The Massachusetts Board of Elementary and Secondary Education is set to discuss the latest round of MCAS results and move forward with revisions to physical and health education framework at Tuesday’s meeting.
The upcoming meeting is set to first tackle long-discussed revisions to how the state teaches health and physical education.
The changes, proposed by the Healey administration and released for a 60-day public comment period in June, have been touted as important updates to an outdated framework including things like media literacy and inclusive of gay, queer, and trans students’ identities and needs.
They would be the first updates to the curriculum guidelines in 25 years, and the final say on curriculum would remain at the discretion of local school districts.
The department received nearly 5,400 responses of public comment, according to a summary released ahead of Tuesday’s meeting, and the newly updated draft “reflects various changes intended to address
Comments spanned both strong opposition and strong support for the changes, according to the DESE summary. Most survey respondents — mostly identifying as parents — agreed with statements like the “vision is clear and compelling” — 57% agreed — and the practices “identify the most important skills that students need to maintain lifelong physical and mental health — 55% agreed.
However, more disagreed with statement including the standards “will help Massachusetts achieve the vision for Comprehensive Health and Physical Education” — 53% disagreed — and standards “represent a reasonable progression of expectations for student learning” — 53%
The board will vote on whether to approve the new framework during the Tuesday meeting.
The Education Board will also discuss the latest round of MCAS results, set to be publicly released Tuesday afternoon.
The 2023 MCAS was the first full standardized testing in Massachusetts since the start of the pandemic. Pandemic-era scores have suffered across the state, with results plunging to the lowest in decades in 2022.
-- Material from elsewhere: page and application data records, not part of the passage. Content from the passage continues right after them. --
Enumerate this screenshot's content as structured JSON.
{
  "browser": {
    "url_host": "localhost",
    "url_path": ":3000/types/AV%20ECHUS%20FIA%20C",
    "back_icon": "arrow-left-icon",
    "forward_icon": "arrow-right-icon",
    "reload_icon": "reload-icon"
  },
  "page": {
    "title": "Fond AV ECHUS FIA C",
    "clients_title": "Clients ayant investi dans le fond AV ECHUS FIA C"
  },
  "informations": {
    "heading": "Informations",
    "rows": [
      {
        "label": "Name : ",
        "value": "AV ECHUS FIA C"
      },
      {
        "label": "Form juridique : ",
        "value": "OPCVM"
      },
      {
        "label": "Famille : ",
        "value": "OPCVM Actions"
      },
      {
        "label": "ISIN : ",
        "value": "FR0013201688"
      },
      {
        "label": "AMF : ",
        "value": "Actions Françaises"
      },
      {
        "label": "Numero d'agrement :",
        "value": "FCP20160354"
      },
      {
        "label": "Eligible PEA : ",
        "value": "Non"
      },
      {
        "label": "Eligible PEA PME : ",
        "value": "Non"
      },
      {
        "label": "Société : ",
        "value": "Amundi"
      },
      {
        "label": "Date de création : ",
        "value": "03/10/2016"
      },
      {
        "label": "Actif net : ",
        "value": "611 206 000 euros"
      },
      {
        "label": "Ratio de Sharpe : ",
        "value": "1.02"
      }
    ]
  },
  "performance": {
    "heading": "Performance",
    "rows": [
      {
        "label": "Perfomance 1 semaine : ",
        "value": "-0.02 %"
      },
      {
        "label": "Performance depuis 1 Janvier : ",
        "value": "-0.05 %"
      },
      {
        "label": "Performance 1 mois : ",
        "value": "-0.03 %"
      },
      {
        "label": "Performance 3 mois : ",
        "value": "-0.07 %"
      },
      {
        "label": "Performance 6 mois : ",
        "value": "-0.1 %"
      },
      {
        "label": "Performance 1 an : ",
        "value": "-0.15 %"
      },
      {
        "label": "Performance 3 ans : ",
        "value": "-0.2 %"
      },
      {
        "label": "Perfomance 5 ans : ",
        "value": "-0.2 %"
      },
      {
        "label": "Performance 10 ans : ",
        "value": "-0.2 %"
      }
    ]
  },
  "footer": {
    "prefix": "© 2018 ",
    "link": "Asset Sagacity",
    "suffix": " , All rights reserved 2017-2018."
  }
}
The results come amidst a renewed push to overthrow the MCAS graduation requirement, including a ballot initiative push let by the Massachusetts’s teachers union.